I noted a while back that I went long oil.
Here is my closing paragraph on the blog- which outlined my target, and stop loss strategy:
We view this as a seasonal trade at this juncture. Oil tends to be a good trade between February and May. Our commitment to holding oil much beyond the spring is low. Our price objective for WTI is to reach around $62 or so. This price objective is also fairly inflexible. We plan on selling – ideally if/as/when the price objective and/or spring/early summer comes. A break much below $50 would inspire a sellout of the sector.

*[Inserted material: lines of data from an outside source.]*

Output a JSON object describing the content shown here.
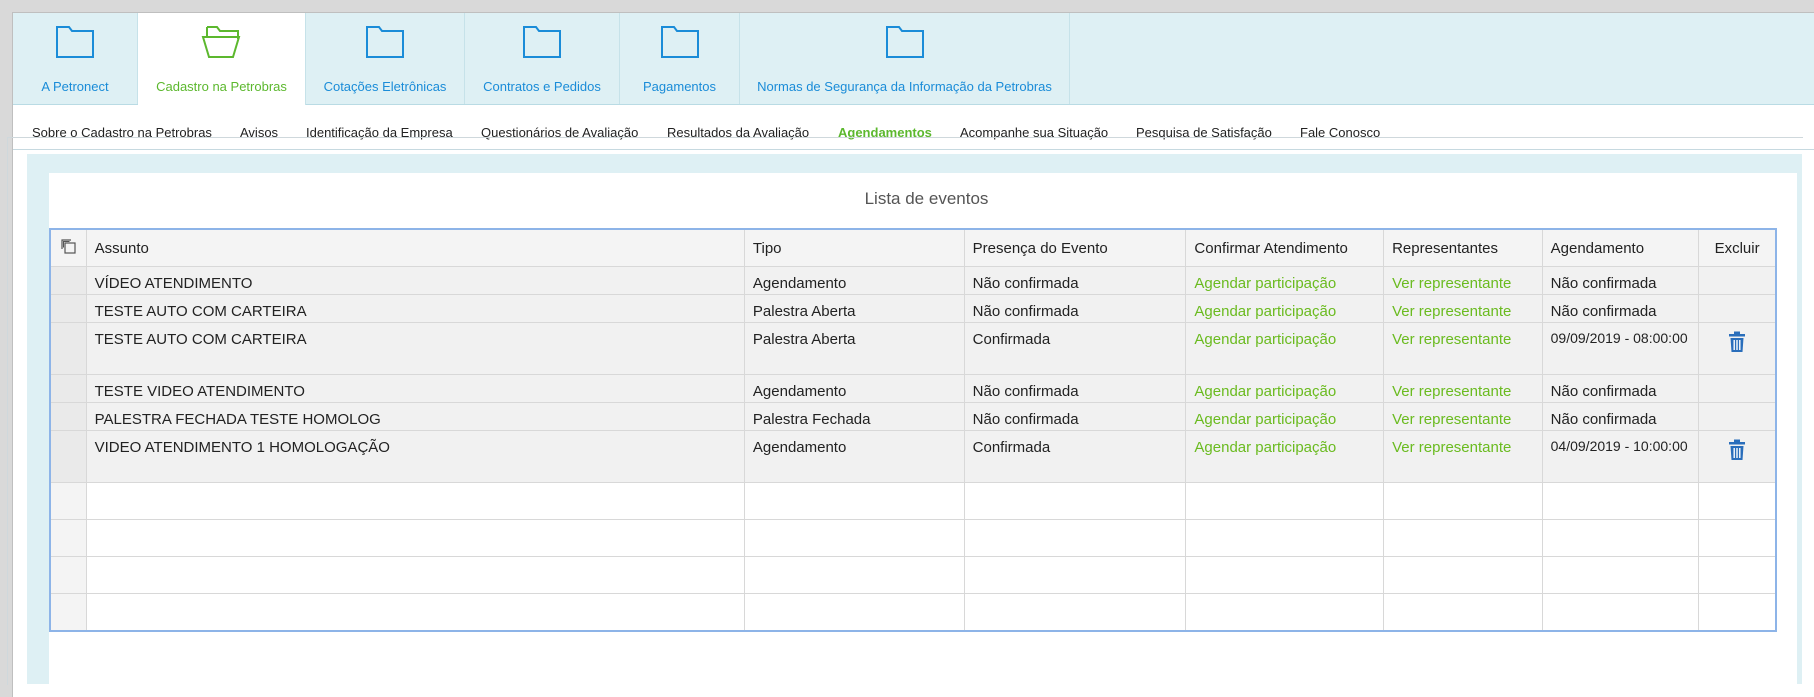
{
  "tabs": [
    {
      "label": "A Petronect"
    },
    {
      "label": "Cadastro na Petrobras"
    },
    {
      "label": "Cotações Eletrônicas"
    },
    {
      "label": "Contratos e Pedidos"
    },
    {
      "label": "Pagamentos"
    },
    {
      "label": "Normas de Segurança da Informação da Petrobras"
    }
  ],
  "submenu": [
    {
      "label": "Sobre o Cadastro na Petrobras"
    },
    {
      "label": "Avisos"
    },
    {
      "label": "Identificação da Empresa"
    },
    {
      "label": "Questionários de Avaliação"
    },
    {
      "label": "Resultados da Avaliação"
    },
    {
      "label": "Agendamentos"
    },
    {
      "label": "Acompanhe sua Situação"
    },
    {
      "label": "Pesquisa de Satisfação"
    },
    {
      "label": "Fale Conosco"
    }
  ],
  "list_title": "Lista de eventos",
  "columns": {
    "assunto": "Assunto",
    "tipo": "Tipo",
    "presenca": "Presença do Evento",
    "confirmar": "Confirmar Atendimento",
    "representantes": "Representantes",
    "agendamento": "Agendamento",
    "excluir": "Excluir"
  },
  "rows": [
    {
      "assunto": "VÍDEO ATENDIMENTO",
      "tipo": "Agendamento",
      "presenca": "Não confirmada",
      "confirmar": "Agendar participação",
      "representantes": "Ver representante",
      "agendamento": "Não confirmada"
    },
    {
      "assunto": "TESTE AUTO COM CARTEIRA",
      "tipo": "Palestra Aberta",
      "presenca": "Não confirmada",
      "confirmar": "Agendar participação",
      "representantes": "Ver representante",
      "agendamento": "Não confirmada"
    },
    {
      "assunto": "TESTE AUTO COM CARTEIRA",
      "tipo": "Palestra Aberta",
      "presenca": "Confirmada",
      "confirmar": "Agendar participação",
      "representantes": "Ver representante",
      "agendamento": "09/09/2019  -  08:00:00"
    },
    {
      "assunto": "TESTE VIDEO ATENDIMENTO",
      "tipo": "Agendamento",
      "presenca": "Não confirmada",
      "confirmar": "Agendar participação",
      "representantes": "Ver representante",
      "agendamento": "Não confirmada"
    },
    {
      "assunto": "PALESTRA FECHADA TESTE HOMOLOG",
      "tipo": "Palestra Fechada",
      "presenca": "Não confirmada",
      "confirmar": "Agendar participação",
      "representantes": "Ver representante",
      "agendamento": "Não confirmada"
    },
    {
      "assunto": "VIDEO ATENDIMENTO 1 HOMOLOGAÇÃO",
      "tipo": "Agendamento",
      "presenca": "Confirmada",
      "confirmar": "Agendar participação",
      "representantes": "Ver representante",
      "agendamento": "04/09/2019  -  10:00:00"
    }
  ],
  "colors": {
    "accent_green": "#5cb82e",
    "link_blue": "#1a8cd8",
    "trash_blue": "#2a6ebb"
  }
}
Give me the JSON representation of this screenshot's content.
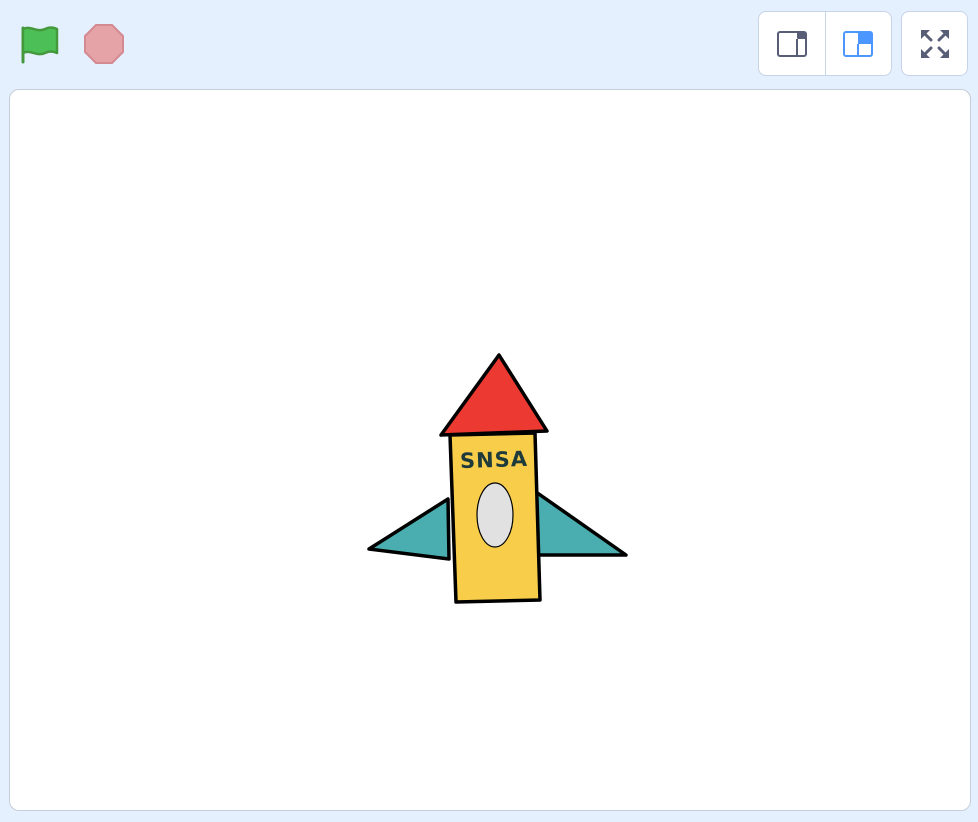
{
  "toolbar": {
    "green_flag_icon": "green-flag-icon",
    "stop_icon": "stop-sign-icon",
    "small_stage_icon": "small-stage-layout-icon",
    "normal_stage_icon": "normal-stage-layout-icon",
    "fullscreen_icon": "fullscreen-icon"
  },
  "stage": {
    "sprite": {
      "name_text": "SNSA"
    }
  },
  "colors": {
    "background": "#e5f0ff",
    "flag_green": "#4caf50",
    "stop_red": "#e5a3a8",
    "active_blue": "#4c97ff",
    "rocket_nose": "#ec3a32",
    "rocket_body": "#f8cd4a",
    "rocket_fins": "#4aaeb0",
    "rocket_window": "#e1e1e1"
  }
}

WTI just broke below $50 – which, as you will note from my prior blogs and the neartermed chart below, represents the approximate bottom of the trading range since late last year. As noted on my quote from above, we don’t want oil to stay below $50 for any material period of time. Using my 3 & 3 rule, on a mid-termed trade applied to a weekly chart—a break must last no more than 3 weeks and contain itself to within 3% (see my book, Sideways). That is, a 3 week break, and less than a 3% draw through support. Approximating the 3 & 3 rule, let’s say that oil should remain above $48 and move back above $50 by no later than the second last week of March (March 24th).
Trading rules aside—here are my technical notes from the above short termed (daily) chart:

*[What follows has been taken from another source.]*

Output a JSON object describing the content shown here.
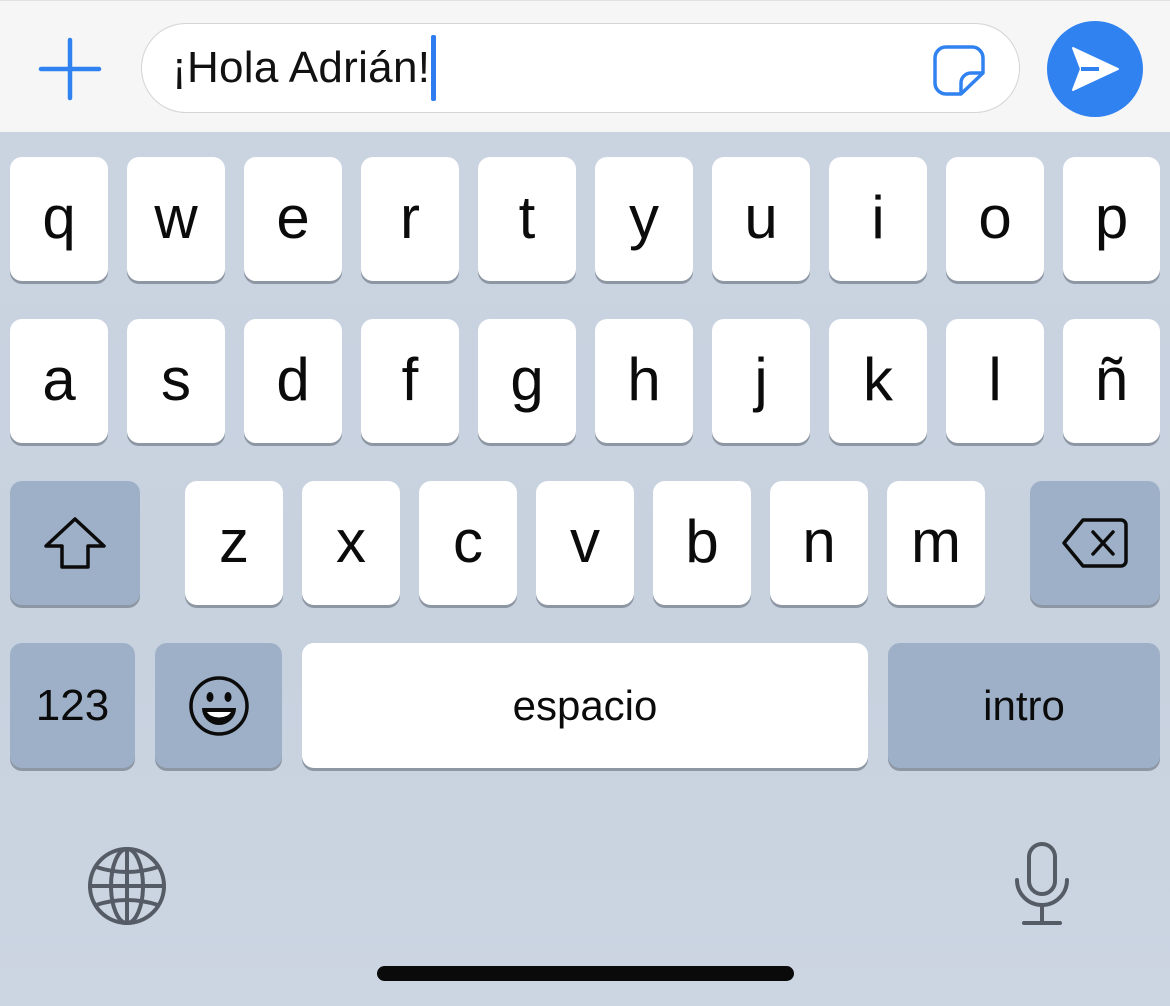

- WTI has spiked below $50 for the first time since early December. It has found support at or above $5o up until now. Volume spiked on the breakdown.

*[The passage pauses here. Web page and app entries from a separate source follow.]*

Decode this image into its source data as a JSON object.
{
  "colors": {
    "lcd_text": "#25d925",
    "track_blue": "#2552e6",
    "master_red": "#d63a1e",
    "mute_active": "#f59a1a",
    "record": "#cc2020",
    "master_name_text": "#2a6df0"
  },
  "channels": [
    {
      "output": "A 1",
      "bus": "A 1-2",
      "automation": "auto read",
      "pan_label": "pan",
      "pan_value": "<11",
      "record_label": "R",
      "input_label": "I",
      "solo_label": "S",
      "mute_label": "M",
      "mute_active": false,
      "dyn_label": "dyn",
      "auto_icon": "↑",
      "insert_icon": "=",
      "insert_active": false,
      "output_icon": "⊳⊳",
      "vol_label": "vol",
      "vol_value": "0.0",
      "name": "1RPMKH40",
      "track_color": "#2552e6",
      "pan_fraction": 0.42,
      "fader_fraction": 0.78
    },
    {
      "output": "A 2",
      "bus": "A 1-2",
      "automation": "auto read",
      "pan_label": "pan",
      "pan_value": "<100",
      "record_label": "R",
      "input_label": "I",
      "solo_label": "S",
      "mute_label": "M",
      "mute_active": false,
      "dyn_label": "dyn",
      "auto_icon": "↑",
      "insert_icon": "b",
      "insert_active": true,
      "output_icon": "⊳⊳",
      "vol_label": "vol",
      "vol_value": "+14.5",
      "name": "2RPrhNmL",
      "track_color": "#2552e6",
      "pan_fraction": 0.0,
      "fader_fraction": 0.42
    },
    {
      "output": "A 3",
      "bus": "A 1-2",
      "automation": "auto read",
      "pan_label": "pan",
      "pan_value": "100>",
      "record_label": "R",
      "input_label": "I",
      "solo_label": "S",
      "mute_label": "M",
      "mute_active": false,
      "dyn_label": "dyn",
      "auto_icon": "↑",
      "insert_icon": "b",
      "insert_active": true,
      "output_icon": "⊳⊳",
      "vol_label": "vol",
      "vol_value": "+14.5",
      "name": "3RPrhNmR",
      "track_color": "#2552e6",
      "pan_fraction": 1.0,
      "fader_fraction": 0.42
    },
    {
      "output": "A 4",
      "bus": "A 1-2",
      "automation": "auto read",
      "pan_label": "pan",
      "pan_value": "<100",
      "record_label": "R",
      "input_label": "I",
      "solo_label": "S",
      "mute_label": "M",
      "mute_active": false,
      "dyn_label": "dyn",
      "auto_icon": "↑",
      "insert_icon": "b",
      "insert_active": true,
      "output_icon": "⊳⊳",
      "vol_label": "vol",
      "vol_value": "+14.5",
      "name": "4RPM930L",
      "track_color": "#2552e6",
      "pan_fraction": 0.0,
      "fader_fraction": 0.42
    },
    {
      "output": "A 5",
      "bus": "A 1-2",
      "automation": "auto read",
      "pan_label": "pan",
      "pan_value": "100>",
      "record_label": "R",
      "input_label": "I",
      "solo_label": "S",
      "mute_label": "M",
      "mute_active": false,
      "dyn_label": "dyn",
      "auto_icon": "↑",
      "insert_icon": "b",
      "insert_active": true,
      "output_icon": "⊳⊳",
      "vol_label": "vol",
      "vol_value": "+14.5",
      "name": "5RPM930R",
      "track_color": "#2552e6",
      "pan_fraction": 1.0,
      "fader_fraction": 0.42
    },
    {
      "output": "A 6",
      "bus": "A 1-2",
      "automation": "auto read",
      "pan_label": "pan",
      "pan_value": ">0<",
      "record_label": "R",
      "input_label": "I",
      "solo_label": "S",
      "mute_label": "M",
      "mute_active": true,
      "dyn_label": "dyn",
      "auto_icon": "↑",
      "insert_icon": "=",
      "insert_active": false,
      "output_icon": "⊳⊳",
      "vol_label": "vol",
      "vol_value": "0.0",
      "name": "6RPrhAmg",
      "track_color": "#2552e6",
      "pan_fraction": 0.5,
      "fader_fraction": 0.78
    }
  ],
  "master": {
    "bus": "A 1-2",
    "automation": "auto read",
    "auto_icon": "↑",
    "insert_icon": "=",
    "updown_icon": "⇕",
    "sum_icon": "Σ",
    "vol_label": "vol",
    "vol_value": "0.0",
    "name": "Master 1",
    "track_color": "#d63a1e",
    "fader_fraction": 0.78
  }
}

- RSI and stochastics are oversold but have not hooked up yet
- Longer termed momentum via the MACD indicator has been negatively diverging since oil began moving sideways in December
- Cumulative moneyflow (bottom pane) has been declining since December, but moneyflow momentum (top pane) shows a small degree of relief from that decline.
One final thought—You may have noticed that oil stocks (the SPDR energy stock index, XLE) has underperformed WTI since December. While WTI crude traded range-bound, XLE declined. I looked back to their relationship since the last major peak for crude in 2011. One conclusion I made from this 6-year data sample was that oil stocks, more often than not, lead the trend for WTI. The chart below illustrates XLE (red line) vs. WTI oil (black line). I drew vertical lines when the correlation study went deeper than -0.25 (meaning they were moving quite opposite in price).
I also drew small trend lines on the chart lines to illustrate periods that created the non-correlated conditions that my vertical lines highlight. You will note that the XLE red line tends to diverge and lead WTI’s black line to “give chase” later – the exceptions being at the far left side of the chart in early 2011. On that occasion, XLE rose in divergence to crude, leading into a decline on both. Mid 2014 saw XLE rise and crude fall, also leading into a selloff. All other occasions saw oil stocks lead the way for a new trend in crude oil. This tendency for may be a negative for WTI crude prices, given XLE’s negative divergence against crude oil since December.
I’ll post again if I do decide to sell some or all of my positions. Meanwhile, it’s only been one day of the break in support, and crude is oversold. For this reason, it’s too early to panic.
Please note that I will not post a blog on Monday due to travel, but expect to post a new blog by the middle of next week.